The prices remained high into March as Texas growers experienced problems with their growing season as well, Pazderski said.
Williams Farms LLC, Marion, N.Y., which grows in the Finger Lakes region, plans to begin its harvesting Labor Day.
“Our crop is looking pretty decent,” John Williams, partner, said in early July. “I know some areas were hurt with some wind and water, but our onions look good.”
Williams said most New York growers finished shipping out of storage when the market soared to levels exceeding $20-25.
He said the western deal, which controls the onion market, ran light last year.
Harvesting of New York-grown potatoes normally starts around Labor Day.
Early production can start at the end of August.
One of Williams Farms’ growers planted some early varieties that are expected to start harvesting during the end of July and early August, Williams said.
Weather during the May seeding was warm and a little too dry but shouldn’t harm the potatoes, Williams said.
Williams said he now worries about disease after June’s excessive rain.
While fall prices usually remain low, they normally firm up as the weather turns cold, he said.
Williams, which grows on 250 acres, increased its acreage by 40 acres this season and Williams expects to ship 250 loads this season.
While planting begins in May, Torrey Farms Inc., Elba, N.Y., usually begins its potato harvesting in late September and early October, with packing beginning in early November.
Maureen Marshall, vice president, said prices earlier in the season were low.
New York has a niche market with its white-skinned and high-flavor muck potatoes that are grown in black organic soil, Marshall said.

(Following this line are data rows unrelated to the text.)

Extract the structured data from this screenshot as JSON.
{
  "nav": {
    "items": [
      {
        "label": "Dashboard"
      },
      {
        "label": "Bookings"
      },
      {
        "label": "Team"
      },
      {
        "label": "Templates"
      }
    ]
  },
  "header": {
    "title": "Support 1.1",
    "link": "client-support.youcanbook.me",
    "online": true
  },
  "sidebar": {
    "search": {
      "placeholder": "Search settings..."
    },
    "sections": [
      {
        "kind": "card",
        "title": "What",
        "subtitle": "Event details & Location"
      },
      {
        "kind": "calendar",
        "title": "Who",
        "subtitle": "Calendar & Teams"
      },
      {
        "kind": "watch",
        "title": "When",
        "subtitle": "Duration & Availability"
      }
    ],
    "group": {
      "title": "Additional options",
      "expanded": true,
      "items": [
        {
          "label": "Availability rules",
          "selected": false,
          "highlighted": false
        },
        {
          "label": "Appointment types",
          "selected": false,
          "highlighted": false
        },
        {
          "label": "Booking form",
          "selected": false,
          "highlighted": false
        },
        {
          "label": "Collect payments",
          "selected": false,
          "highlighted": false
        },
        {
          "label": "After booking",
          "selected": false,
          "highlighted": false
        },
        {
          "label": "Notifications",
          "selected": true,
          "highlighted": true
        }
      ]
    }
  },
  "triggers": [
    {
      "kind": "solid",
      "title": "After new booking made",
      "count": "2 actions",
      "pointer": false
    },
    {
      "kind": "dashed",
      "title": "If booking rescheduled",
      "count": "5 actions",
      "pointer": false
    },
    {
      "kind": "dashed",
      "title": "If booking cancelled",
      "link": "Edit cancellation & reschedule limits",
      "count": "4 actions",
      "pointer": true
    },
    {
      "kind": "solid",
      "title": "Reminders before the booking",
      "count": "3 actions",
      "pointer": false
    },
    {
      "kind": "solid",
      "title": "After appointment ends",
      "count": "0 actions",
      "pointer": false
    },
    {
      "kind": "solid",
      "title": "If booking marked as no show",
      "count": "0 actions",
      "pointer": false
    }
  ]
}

Harvesting for the state’s potatoes normally finishes by mid-October with shippers shipping storage potatoes through June.